Manfred hoped to start the season in May, delaying Opening Day a month in hopes of getting more fans out to the ballpark for the first pitch of the campaign. This would mean a 150-game season, rather than the full 162 game slate. It was also clearly motivated by finances, as MLB owners have been losing money at a rapid rate without supporters at the ballpark.
To suggest owners are struggling would be a falsehood, but these billionaires didn’t get in their position with habits of unnecessary spending. They’d rather be assured to make a profit, and because Manfred by definition works for them, the commissioner fought for their cause.
The MLBPA wanted nothing of this, suggesting a return to normalcy instead.
Manfred admitted this week that a normal 162-game slate seems most realistic
Per Bob Nightengale of USA Today, “MLB does not have the legal right to unilaterally delay the start of the season without approval from the union because of the collective bargaining agreement, and the union made it clear it wouldn’t accept anything less than 100% pay for the season.”
So, while Manfred attempted to make his case, it was not a successful one. The players don’t want to deal with any sort of prorated salary argument, and rightfully so. Labor disputes are SO 2020, and with the potential to return to some level of normalcy this year thanks to a COVID-19 vaccine, a delay doesn’t make a lot of sense from the players’ perspective.

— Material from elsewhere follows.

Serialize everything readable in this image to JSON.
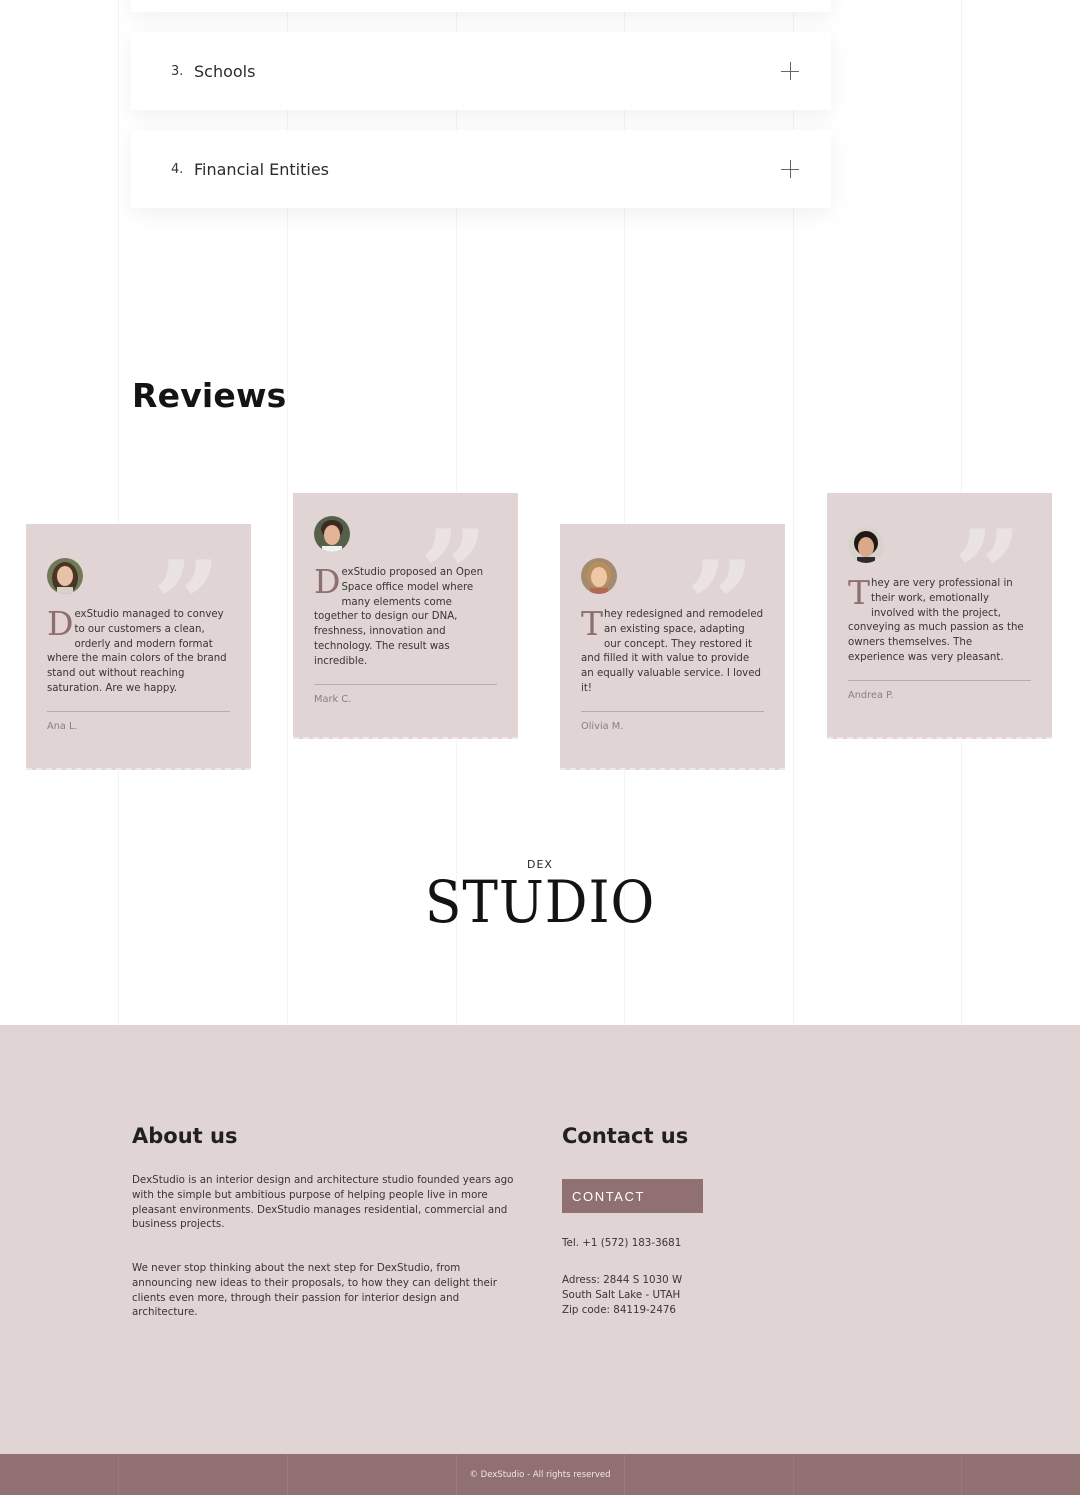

If does, however, mean another year of MLB owners crying poor while their minor league affiliates and employees struggle. At the very least, we can celebrate pitchers and catchers reporting in February, as they should be.